Kesha Is Great and If You Didn't See Her Live You Totally Suuuuuuuuck Dude
"I think some people were thinking I would just sit around, waiting to die. That somebody fucked with the wrong woman.”
A month before I officially became a freshman in college, "TiK ToK" dropped. I remember listening to that Kesha track and thinking how effortlessly she embodied the cool party girl I wanted to be—relaxed, confident, interesting. It took me a few years before I became the reason the party started, but I got there eventually.
Kesha Rose Sebert, better known then as Ke$ha, was a staple of almost every freshman and frat house's pregame playlist. She inspired a lot of themed parties. I'm guilty of having one of my own, appropriately called Kat$ and Ke$ha, where attendees had to be either a cat or Kesha. It was a weird time. She brought, and continues to bring, the happiest, most positive mood to whatever venue her music happens to bless and tonight is no exception. Performing for 800 fans at the Warsaw in Brooklyn for her Fuck the World Tour, this venue is a far cry from the stadiums she headlined back in 2012. But she's been out of the game, locked in a legal battle with former mentor and producer Dr. Luke—the twists and turns of which have been well documented—but throughout the ongoing, arduous process, the goodwill towards Kesha from her fans has been unwavering.
Before appearing on stage, Queen's "We Will Rock You" plays in the background, setting the tone for the upcoming set: Kesha is here to win, to prove to any hater (although you'd be hard-pressed to find any here) that she can't be scared away, squashed, or silenced.
All photos by Guy Eppel
She enters the room and kicks off the set with "We R Who We R," outfitted in a black leather bodysuit adorned with bright red roses and fringe, the letters "F T W" patched on her ass. Her band, The Creepies, play a hard rock version of the song as Kesha serpentines her way back and forth across the stage, the words "Fuck the World" lighting up behind her in country-western lettering. One member of her crew runs across the stage waving an American flag decorated in Pride colors, as streamers burst from the ceiling.
I've never been to a show where I incur hearing loss due to fans' screams, but then, Kesha is no ordinary performer. Up on this stage, "We R Who We R" drops its fast-paced pop beat and morphs into rock; "Dinosaur" becomes an 80s synth-pop jam, and "Blow" goes from club hit to a spooky, seductive new wave that could've easily been sung by Lorde or Siouxsie and the Banshees. In between songs, Kesha speaks openly about her ongoing lawsuit with Dr. Luke as the crowd chant "Fuck him."
"Thank you for standing beside me, thank you for standing outside that courtroom," she says as the audience erupts. "Thank you for the support and thank you for being here tonight. I think some people were thinking I would just sit around, waiting to die. That somebody fucked with the wrong woman."

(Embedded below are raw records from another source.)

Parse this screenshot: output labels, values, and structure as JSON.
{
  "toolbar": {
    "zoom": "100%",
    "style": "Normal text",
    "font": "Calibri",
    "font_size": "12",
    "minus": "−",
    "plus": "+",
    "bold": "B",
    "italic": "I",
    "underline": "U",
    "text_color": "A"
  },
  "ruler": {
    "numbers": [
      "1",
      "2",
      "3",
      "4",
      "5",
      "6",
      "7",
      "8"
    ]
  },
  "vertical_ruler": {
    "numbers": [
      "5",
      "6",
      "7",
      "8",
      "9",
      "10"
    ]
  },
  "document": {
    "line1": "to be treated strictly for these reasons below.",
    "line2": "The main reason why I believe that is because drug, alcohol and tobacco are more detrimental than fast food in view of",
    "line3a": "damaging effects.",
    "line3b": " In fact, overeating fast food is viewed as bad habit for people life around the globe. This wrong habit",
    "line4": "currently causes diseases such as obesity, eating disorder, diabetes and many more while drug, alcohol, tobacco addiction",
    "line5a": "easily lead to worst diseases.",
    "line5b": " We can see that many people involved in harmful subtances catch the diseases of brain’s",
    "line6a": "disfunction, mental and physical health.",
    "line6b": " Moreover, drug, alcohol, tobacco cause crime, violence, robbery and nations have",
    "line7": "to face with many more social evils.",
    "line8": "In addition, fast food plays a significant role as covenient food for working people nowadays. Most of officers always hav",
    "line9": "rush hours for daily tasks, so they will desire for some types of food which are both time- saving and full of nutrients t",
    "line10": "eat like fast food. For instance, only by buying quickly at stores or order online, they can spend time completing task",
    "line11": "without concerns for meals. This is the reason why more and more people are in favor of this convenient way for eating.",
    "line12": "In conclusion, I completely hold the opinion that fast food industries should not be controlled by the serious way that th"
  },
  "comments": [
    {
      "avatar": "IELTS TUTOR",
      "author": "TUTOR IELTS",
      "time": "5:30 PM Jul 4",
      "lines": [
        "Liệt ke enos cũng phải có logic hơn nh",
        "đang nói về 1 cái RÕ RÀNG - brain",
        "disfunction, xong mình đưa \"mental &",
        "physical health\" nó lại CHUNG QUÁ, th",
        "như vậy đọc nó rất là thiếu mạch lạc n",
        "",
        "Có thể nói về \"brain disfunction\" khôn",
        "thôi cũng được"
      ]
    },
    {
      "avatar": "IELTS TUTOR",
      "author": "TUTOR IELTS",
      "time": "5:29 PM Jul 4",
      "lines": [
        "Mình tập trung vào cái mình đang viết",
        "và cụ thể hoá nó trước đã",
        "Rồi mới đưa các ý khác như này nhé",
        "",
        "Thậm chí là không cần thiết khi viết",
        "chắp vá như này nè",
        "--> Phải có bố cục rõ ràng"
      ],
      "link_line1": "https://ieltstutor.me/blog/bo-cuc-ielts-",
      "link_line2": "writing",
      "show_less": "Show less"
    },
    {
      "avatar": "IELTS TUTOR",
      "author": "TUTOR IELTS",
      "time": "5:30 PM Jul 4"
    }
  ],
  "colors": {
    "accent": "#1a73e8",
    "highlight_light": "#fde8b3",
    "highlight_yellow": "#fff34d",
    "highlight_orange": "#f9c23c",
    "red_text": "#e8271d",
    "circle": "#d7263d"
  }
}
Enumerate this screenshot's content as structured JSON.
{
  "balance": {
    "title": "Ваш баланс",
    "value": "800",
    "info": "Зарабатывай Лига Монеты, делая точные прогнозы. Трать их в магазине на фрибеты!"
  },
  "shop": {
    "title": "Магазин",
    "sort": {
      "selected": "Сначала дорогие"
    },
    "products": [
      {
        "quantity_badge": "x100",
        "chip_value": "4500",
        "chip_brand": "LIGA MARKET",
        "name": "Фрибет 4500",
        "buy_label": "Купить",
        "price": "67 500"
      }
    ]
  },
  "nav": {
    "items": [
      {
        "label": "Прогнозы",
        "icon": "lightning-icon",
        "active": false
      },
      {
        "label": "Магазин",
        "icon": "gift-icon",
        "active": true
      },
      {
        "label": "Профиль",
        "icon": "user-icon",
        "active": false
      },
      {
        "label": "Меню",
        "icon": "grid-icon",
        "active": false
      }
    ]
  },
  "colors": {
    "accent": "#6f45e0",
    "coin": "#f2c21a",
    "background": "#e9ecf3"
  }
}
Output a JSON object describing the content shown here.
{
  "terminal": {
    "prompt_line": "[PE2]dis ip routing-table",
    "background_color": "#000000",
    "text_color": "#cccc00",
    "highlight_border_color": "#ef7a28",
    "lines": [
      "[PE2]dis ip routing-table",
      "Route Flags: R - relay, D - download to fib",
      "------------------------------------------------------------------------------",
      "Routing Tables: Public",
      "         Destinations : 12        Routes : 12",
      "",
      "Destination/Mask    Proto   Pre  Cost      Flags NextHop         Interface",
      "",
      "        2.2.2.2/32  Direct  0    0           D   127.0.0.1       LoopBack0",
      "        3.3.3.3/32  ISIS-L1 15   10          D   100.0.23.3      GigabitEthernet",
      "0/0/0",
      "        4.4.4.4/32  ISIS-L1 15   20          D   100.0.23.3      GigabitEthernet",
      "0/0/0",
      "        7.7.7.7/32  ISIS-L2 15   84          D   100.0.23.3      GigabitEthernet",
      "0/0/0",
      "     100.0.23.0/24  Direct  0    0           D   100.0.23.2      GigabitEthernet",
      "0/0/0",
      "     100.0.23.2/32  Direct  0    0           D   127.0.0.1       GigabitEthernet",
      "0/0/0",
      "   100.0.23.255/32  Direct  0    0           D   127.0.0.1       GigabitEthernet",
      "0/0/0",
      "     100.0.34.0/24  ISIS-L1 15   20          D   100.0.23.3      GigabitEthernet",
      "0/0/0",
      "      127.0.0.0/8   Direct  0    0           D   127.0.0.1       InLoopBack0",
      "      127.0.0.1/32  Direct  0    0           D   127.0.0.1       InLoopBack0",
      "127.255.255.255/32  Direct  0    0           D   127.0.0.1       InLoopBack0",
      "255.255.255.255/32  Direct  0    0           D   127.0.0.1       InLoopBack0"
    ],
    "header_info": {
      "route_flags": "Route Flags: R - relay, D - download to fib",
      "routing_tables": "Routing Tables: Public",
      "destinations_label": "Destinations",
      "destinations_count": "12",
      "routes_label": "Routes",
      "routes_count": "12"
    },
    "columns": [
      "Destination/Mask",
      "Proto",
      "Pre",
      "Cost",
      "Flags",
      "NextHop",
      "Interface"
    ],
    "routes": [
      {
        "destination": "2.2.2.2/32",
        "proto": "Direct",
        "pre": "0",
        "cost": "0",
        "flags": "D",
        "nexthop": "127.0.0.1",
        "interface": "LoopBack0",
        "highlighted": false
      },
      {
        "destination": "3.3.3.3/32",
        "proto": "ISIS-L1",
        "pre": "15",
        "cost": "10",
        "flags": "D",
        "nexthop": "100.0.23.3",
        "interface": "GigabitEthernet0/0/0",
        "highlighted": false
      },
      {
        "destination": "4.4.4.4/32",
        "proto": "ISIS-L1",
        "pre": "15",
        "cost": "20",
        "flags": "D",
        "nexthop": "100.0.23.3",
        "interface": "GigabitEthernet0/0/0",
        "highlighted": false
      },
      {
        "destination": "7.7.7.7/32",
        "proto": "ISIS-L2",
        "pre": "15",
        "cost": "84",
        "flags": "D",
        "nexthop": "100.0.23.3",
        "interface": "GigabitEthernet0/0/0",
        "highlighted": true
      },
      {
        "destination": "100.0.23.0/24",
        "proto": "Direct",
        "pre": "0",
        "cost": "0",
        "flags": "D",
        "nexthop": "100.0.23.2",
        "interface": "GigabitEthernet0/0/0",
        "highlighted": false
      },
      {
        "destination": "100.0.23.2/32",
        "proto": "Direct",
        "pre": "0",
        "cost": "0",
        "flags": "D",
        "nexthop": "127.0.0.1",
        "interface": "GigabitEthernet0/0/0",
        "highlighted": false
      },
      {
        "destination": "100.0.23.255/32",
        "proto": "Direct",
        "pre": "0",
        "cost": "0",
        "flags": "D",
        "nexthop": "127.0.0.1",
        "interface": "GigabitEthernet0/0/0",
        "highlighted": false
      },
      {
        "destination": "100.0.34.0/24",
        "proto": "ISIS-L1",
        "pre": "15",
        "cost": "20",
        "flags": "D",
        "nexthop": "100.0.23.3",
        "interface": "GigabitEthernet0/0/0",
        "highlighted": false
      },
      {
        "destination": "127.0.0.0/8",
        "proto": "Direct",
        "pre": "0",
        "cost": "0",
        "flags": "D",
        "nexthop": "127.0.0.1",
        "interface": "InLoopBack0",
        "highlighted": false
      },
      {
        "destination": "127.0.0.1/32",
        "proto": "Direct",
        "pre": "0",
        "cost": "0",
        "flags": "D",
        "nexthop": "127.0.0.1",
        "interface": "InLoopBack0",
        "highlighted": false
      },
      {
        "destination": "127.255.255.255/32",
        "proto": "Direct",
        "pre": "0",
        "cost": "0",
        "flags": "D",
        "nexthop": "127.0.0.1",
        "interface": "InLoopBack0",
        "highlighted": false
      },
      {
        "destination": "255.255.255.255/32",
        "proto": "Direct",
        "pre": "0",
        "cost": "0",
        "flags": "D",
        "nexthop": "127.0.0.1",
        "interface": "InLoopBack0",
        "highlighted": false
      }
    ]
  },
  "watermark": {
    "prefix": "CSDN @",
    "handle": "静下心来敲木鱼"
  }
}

"No one fucking owns your happiness," she shouts at the crowd in between covering Iggy Pop's "Nightclubbing" and "Til the World Ends," a song she initially wrote for Britney Spears. Clutching the microphone like a life raft, Kesha announces she'll indulge the crowd with a few fan requests which turn out to be "Boots & Boys" and "Cannibal," replete with all-band choreography.
Though the venue is packed, this gathering feels intimate, like she's singing to me and me alone. And then she closed with "TiK ToK," of course, glittering ticker tape exploding from all sides. "This is our last song," she says as the band begins to play, "But before we go I just want to tell you I am so grateful for every person here tonight."
Psyke. It's not the last song. After a quick costume change she returns to her throne to play a country-fried version of her song with Pitbull, "Timber," followed by a cover of Dolly Parton's "Jolene," rounding off the night with the none to subtle cover of Bob Dylan's "I Shall Be Released." (She's currently still unable to release new music of her own because of her pending lawsuits). "No matter what you're going through, always have hope in your heart," she tells the crowd before singing like it's the last time she'll ever sing.
Kesha's set clocks in at around an hour, but she could perform all night and we'd never leave. The show was one giant collective "fuck you" to Sony and Dr. Luke and to anyone who ever doubted that she, or anyone in the audience, could make it. This was a glitter-dazzled reminder that Kesha will be here as long as we are.
Annalise Domenighini is still covered in glitter. Follow her on Twitter.